‘It’s not going to be a serious correction, not anywhere again down near those March lows. A little pause if we get that wave, but I don’t think it’s going to really stop the longer-term momentum upward.’
That’s Jeremy Siegel, the Wharton professor credited for calling Dow 20,000 in 2015, talking with CNBC about his bullish market outlook despite the potential for a surge in coronavirus cases.
He explained that, ultimately, the combination of an effective vaccine and a government committed to pumping the economy with stimulus should provide a tailwind for the stock market.
“Even if it takes another six months more than we hope to get an effective vaccine, when you come back with the liquidity that’s provided by the Fed, that’s a really powerful force,” Siegel said.

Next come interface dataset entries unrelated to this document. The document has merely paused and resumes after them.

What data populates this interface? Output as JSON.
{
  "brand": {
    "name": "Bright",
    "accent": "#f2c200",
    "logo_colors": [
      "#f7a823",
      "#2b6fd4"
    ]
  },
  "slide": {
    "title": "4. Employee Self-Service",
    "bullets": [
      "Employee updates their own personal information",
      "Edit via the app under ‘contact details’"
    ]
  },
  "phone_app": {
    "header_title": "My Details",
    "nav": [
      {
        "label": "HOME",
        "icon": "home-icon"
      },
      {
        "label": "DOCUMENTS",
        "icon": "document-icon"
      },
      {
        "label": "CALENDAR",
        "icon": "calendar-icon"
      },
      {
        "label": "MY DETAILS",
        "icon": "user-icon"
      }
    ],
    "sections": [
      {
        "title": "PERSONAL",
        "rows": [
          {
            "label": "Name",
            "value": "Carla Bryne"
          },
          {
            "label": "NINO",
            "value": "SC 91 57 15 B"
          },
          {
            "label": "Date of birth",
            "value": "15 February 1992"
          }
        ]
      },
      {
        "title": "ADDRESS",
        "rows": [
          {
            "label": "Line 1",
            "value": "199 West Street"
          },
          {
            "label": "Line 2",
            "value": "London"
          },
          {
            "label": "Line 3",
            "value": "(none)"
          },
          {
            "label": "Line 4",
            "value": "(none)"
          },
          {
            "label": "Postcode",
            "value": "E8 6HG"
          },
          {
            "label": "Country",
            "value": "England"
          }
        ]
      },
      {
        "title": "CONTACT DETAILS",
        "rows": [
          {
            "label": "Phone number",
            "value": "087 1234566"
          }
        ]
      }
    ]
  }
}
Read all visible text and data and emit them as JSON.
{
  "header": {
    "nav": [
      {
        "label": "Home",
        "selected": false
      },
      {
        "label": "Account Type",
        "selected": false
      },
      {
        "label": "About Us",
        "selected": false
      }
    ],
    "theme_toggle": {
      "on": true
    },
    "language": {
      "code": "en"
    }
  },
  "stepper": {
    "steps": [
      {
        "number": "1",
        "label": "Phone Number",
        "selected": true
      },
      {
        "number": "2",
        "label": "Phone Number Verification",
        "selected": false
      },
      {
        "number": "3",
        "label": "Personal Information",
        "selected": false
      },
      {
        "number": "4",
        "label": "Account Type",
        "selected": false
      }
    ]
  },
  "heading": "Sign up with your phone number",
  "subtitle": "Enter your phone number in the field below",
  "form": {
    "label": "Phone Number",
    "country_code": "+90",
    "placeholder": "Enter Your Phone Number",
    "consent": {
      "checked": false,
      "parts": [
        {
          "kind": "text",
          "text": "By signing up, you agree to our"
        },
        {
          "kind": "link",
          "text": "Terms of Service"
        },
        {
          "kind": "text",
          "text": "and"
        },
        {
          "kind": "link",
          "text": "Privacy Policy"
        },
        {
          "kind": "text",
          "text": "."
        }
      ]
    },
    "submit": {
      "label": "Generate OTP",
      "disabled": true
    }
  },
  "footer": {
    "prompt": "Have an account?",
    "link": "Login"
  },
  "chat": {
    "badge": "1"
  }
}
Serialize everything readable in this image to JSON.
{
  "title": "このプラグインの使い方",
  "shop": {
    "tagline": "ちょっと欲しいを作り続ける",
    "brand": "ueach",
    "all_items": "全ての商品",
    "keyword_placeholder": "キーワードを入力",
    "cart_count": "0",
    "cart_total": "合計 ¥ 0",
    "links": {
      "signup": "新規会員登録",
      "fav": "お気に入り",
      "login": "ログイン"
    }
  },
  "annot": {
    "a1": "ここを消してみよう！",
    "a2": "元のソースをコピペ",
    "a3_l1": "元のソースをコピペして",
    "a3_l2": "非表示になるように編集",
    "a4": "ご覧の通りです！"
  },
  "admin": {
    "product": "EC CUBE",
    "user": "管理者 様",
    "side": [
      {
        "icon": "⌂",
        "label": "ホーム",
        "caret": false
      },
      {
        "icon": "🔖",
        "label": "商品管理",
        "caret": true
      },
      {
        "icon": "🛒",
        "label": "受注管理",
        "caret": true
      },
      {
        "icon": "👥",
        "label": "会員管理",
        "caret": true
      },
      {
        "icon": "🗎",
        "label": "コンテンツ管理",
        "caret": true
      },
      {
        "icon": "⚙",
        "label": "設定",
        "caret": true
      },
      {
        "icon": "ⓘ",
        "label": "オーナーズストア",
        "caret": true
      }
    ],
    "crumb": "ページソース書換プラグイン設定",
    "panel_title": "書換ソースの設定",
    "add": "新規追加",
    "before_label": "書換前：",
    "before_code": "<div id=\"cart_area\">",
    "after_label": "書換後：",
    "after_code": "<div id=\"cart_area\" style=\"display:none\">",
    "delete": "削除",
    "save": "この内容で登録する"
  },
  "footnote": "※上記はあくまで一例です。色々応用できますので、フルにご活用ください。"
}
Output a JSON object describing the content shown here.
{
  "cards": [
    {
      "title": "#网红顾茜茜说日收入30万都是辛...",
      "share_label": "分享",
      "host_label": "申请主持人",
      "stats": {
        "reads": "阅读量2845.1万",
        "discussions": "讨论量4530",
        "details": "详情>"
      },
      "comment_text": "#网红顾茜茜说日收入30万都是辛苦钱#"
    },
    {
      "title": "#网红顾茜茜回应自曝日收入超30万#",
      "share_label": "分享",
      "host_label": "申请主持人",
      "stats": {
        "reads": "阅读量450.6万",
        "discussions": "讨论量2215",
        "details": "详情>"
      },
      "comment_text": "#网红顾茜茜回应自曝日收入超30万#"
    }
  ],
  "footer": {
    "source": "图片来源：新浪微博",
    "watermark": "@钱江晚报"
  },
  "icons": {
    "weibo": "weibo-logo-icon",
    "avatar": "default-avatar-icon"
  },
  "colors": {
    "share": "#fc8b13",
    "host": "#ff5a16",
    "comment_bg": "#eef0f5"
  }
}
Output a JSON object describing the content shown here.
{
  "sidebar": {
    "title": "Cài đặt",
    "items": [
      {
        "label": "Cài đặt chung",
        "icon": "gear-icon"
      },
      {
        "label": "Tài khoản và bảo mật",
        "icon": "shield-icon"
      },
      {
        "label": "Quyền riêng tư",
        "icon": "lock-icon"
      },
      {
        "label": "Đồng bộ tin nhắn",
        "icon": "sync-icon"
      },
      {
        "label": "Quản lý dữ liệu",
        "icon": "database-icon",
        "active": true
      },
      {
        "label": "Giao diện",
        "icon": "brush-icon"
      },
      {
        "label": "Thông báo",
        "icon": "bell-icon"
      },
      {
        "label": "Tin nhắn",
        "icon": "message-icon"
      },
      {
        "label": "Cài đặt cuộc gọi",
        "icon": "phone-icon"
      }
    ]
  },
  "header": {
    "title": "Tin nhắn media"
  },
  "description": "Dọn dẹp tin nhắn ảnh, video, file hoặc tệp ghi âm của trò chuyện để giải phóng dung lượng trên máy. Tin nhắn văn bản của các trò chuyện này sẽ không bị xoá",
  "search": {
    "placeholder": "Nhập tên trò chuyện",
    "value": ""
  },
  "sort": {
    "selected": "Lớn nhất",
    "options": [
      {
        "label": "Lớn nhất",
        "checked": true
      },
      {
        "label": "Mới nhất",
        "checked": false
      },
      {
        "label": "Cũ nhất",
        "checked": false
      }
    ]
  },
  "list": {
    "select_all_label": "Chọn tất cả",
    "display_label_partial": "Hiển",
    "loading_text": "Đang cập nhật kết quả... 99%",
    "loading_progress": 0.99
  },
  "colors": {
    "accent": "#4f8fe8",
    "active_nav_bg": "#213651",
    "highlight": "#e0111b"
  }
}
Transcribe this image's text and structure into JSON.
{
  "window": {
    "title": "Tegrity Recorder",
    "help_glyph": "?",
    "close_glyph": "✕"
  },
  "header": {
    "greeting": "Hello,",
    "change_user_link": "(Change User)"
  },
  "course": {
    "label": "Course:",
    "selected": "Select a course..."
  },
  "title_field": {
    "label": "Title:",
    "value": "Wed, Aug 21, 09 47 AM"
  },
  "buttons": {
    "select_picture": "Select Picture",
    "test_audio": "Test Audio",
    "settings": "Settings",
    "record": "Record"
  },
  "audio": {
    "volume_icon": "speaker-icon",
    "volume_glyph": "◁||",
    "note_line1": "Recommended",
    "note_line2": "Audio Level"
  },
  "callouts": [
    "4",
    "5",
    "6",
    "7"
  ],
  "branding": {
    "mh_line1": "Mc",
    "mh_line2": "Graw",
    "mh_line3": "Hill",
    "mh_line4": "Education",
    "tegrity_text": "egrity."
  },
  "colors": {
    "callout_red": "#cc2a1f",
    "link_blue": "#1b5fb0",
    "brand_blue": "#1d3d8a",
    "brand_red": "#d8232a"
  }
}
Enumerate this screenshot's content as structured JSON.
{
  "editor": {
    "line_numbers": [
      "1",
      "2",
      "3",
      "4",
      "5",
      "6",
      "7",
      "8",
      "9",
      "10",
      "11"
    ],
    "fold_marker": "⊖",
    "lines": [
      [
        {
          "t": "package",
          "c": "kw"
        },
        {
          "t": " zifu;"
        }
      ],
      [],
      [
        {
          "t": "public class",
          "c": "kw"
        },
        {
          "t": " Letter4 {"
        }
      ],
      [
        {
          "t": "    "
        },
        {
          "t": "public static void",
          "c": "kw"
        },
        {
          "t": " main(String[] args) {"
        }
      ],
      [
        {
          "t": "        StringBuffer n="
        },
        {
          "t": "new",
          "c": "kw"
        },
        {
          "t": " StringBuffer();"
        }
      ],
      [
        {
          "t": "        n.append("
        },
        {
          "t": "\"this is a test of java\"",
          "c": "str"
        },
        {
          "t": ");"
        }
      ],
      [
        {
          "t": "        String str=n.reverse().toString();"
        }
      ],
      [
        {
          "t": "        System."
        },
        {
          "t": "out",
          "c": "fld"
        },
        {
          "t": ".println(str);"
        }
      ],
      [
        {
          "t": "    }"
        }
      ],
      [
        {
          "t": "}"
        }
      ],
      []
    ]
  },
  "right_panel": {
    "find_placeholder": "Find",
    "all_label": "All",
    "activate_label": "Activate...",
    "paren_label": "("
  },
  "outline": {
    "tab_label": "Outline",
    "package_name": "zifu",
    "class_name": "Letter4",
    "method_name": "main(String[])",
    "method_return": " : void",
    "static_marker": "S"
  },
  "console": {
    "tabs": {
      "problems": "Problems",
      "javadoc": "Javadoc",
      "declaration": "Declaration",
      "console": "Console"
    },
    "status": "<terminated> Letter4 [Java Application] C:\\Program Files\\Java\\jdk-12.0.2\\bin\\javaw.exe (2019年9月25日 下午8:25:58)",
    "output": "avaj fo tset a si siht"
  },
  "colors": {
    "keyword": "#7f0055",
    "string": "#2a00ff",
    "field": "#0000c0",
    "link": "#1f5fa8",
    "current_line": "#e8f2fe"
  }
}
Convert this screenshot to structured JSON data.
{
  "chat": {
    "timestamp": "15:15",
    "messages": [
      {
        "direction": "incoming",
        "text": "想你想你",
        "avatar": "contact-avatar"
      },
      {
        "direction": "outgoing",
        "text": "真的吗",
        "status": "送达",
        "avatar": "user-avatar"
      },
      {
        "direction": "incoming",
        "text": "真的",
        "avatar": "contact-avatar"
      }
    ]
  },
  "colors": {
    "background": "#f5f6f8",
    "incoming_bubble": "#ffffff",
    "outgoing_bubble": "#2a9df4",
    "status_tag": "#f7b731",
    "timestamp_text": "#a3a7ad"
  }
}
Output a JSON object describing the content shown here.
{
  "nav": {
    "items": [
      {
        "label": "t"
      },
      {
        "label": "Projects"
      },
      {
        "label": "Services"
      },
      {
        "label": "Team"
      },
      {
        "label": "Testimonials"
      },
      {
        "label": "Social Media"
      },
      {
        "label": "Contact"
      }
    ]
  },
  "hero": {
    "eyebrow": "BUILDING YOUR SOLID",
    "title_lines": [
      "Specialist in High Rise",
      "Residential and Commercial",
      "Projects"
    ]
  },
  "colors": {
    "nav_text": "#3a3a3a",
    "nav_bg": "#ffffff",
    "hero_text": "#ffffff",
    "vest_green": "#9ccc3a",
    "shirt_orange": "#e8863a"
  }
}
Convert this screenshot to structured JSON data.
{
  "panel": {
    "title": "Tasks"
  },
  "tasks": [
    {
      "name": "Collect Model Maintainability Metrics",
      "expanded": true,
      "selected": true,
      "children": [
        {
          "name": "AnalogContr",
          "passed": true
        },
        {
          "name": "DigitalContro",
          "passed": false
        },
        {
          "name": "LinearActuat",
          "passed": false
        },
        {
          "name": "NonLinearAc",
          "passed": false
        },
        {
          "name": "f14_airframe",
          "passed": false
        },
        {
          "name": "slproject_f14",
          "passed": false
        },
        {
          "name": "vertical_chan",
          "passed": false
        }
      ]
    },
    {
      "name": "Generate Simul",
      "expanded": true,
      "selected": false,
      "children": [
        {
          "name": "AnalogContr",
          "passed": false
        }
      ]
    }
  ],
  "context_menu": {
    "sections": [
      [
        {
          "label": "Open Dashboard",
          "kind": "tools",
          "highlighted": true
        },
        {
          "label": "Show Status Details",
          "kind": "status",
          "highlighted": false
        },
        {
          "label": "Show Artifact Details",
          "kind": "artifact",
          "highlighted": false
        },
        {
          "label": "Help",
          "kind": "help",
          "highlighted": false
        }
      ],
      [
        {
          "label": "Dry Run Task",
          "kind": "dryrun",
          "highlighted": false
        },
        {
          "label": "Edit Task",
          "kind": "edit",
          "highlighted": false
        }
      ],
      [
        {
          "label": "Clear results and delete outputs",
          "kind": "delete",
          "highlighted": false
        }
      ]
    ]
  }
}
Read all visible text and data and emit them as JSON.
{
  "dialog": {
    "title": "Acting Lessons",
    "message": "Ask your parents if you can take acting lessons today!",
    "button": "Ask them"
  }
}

Considering stocks are forward-looking assets, he explained that the market should hold up in the coming months even with lousing economic numbers and a lingering pandemic. “That’s why you can have a ‘U’ economy, a ‘W’ economy, and you can still have a ‘V’ stock market,” Siegel said.
Read:That V-shaped economic recovery? Don’t count on it, warns ‘Dr. Doom’
In reference to the increasingly popular Wall Street theme that value stocks will return as tech stock run out of gas, Siegel told CNBC it doesn’t have to be one or the other.
“The amount of the liquidity that’s been added to this economy is there. It’s not going to be withdrawn by the Fed because unemployment is going to remain high,” he said. “So I think there’s room really for both groups to go up in 2021, even though we finally might get a turn towards value.”
Watch the full interview:
Meanwhile the stock market hit a bit of a speed bump on Tuesday, with the Dow Jones Industrial Average
and S&P 500
moving lower. The Nasdaq Composite
, however, managed to push into positive territory.